*** Opening Task data ***

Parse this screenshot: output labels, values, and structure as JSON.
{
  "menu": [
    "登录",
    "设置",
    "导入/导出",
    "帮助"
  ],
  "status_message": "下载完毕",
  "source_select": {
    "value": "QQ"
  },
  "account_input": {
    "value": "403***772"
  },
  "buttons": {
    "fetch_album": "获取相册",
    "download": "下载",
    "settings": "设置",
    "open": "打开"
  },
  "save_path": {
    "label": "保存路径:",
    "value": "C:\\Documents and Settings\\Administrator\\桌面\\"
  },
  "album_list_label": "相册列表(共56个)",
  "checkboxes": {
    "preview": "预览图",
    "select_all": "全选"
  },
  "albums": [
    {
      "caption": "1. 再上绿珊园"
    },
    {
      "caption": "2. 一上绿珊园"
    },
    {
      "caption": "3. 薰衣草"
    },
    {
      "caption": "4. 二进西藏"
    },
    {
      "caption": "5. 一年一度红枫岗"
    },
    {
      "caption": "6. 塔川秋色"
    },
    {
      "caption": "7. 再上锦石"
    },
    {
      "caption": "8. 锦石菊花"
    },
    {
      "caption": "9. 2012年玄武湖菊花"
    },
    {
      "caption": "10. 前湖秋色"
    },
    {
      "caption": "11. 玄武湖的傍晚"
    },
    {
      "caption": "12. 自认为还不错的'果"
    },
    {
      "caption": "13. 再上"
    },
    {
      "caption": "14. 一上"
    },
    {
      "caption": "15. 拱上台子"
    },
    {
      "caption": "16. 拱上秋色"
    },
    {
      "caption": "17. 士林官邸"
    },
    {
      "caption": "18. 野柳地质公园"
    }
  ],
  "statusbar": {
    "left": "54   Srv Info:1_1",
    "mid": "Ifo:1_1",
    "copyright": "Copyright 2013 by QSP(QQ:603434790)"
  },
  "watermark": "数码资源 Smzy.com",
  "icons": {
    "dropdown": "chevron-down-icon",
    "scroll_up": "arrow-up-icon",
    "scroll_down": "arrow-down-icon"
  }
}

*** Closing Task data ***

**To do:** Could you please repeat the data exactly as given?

**Exercise output:**
Parse this screenshot: output labels, values, and structure as JSON.
{
  "menu": [
    "登录",
    "设置",
    "导入/导出",
    "帮助"
  ],
  "status_message": "下载完毕",
  "source_select": {
    "value": "QQ"
  },
  "account_input": {
    "value": "403***772"
  },
  "buttons": {
    "fetch_album": "获取相册",
    "download": "下载",
    "settings": "设置",
    "open": "打开"
  },
  "save_path": {
    "label": "保存路径:",
    "value": "C:\\Documents and Settings\\Administrator\\桌面\\"
  },
  "album_list_label": "相册列表(共56个)",
  "checkboxes": {
    "preview": "预览图",
    "select_all": "全选"
  },
  "albums": [
    {
      "caption": "1. 再上绿珊园"
    },
    {
      "caption": "2. 一上绿珊园"
    },
    {
      "caption": "3. 薰衣草"
    },
    {
      "caption": "4. 二进西藏"
    },
    {
      "caption": "5. 一年一度红枫岗"
    },
    {
      "caption": "6. 塔川秋色"
    },
    {
      "caption": "7. 再上锦石"
    },
    {
      "caption": "8. 锦石菊花"
    },
    {
      "caption": "9. 2012年玄武湖菊花"
    },
    {
      "caption": "10. 前湖秋色"
    },
    {
      "caption": "11. 玄武湖的傍晚"
    },
    {
      "caption": "12. 自认为还不错的'果"
    },
    {
      "caption": "13. 再上"
    },
    {
      "caption": "14. 一上"
    },
    {
      "caption": "15. 拱上台子"
    },
    {
      "caption": "16. 拱上秋色"
    },
    {
      "caption": "17. 士林官邸"
    },
    {
      "caption": "18. 野柳地质公园"
    }
  ],
  "statusbar": {
    "left": "54   Srv Info:1_1",
    "mid": "Ifo:1_1",
    "copyright": "Copyright 2013 by QSP(QQ:603434790)"
  },
  "watermark": "数码资源 Smzy.com",
  "icons": {
    "dropdown": "chevron-down-icon",
    "scroll_up": "arrow-up-icon",
    "scroll_down": "arrow-down-icon"
  }
}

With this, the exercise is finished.